-- Records for processing --
============================================================

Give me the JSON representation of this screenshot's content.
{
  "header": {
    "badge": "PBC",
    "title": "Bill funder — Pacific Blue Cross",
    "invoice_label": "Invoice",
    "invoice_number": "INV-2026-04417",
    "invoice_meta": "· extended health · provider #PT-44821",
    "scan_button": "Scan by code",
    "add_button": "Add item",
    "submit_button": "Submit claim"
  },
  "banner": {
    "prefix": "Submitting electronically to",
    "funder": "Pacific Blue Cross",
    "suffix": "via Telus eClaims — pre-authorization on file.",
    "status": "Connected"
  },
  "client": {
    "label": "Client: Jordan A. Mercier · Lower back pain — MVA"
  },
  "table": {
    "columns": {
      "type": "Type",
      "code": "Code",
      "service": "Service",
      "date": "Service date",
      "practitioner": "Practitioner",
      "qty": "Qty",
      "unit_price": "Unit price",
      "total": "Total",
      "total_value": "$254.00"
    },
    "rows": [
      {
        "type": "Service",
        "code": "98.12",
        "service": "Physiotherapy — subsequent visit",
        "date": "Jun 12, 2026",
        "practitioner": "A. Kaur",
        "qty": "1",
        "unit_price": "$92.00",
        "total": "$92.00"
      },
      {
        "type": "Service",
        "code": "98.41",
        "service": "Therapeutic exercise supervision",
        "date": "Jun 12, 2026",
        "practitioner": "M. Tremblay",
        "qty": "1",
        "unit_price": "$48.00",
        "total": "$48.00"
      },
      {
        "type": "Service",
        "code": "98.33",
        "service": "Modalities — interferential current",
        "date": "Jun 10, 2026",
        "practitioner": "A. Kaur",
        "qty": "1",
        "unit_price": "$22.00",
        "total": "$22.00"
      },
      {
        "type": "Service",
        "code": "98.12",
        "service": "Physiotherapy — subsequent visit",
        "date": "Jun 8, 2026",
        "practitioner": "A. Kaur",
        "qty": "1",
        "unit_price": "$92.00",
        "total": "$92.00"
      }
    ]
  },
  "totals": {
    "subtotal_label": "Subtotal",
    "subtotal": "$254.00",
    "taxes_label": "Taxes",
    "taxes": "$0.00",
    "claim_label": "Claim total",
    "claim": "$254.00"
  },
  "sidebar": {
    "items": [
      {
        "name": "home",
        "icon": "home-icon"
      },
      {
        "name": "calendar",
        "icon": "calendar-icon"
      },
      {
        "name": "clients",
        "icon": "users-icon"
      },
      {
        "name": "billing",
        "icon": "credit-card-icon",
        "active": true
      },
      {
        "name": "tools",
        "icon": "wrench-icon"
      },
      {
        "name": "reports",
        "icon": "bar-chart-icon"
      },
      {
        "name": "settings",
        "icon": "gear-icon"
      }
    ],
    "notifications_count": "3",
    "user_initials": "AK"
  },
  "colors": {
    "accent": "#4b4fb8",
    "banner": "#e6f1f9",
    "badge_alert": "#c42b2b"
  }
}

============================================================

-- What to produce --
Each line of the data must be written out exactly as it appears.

-- Answer section --
Give me the JSON representation of this screenshot's content.
{
  "header": {
    "badge": "PBC",
    "title": "Bill funder — Pacific Blue Cross",
    "invoice_label": "Invoice",
    "invoice_number": "INV-2026-04417",
    "invoice_meta": "· extended health · provider #PT-44821",
    "scan_button": "Scan by code",
    "add_button": "Add item",
    "submit_button": "Submit claim"
  },
  "banner": {
    "prefix": "Submitting electronically to",
    "funder": "Pacific Blue Cross",
    "suffix": "via Telus eClaims — pre-authorization on file.",
    "status": "Connected"
  },
  "client": {
    "label": "Client: Jordan A. Mercier · Lower back pain — MVA"
  },
  "table": {
    "columns": {
      "type": "Type",
      "code": "Code",
      "service": "Service",
      "date": "Service date",
      "practitioner": "Practitioner",
      "qty": "Qty",
      "unit_price": "Unit price",
      "total": "Total",
      "total_value": "$254.00"
    },
    "rows": [
      {
        "type": "Service",
        "code": "98.12",
        "service": "Physiotherapy — subsequent visit",
        "date": "Jun 12, 2026",
        "practitioner": "A. Kaur",
        "qty": "1",
        "unit_price": "$92.00",
        "total": "$92.00"
      },
      {
        "type": "Service",
        "code": "98.41",
        "service": "Therapeutic exercise supervision",
        "date": "Jun 12, 2026",
        "practitioner": "M. Tremblay",
        "qty": "1",
        "unit_price": "$48.00",
        "total": "$48.00"
      },
      {
        "type": "Service",
        "code": "98.33",
        "service": "Modalities — interferential current",
        "date": "Jun 10, 2026",
        "practitioner": "A. Kaur",
        "qty": "1",
        "unit_price": "$22.00",
        "total": "$22.00"
      },
      {
        "type": "Service",
        "code": "98.12",
        "service": "Physiotherapy — subsequent visit",
        "date": "Jun 8, 2026",
        "practitioner": "A. Kaur",
        "qty": "1",
        "unit_price": "$92.00",
        "total": "$92.00"
      }
    ]
  },
  "totals": {
    "subtotal_label": "Subtotal",
    "subtotal": "$254.00",
    "taxes_label": "Taxes",
    "taxes": "$0.00",
    "claim_label": "Claim total",
    "claim": "$254.00"
  },
  "sidebar": {
    "items": [
      {
        "name": "home",
        "icon": "home-icon"
      },
      {
        "name": "calendar",
        "icon": "calendar-icon"
      },
      {
        "name": "clients",
        "icon": "users-icon"
      },
      {
        "name": "billing",
        "icon": "credit-card-icon",
        "active": true
      },
      {
        "name": "tools",
        "icon": "wrench-icon"
      },
      {
        "name": "reports",
        "icon": "bar-chart-icon"
      },
      {
        "name": "settings",
        "icon": "gear-icon"
      }
    ],
    "notifications_count": "3",
    "user_initials": "AK"
  },
  "colors": {
    "accent": "#4b4fb8",
    "banner": "#e6f1f9",
    "badge_alert": "#c42b2b"
  }
}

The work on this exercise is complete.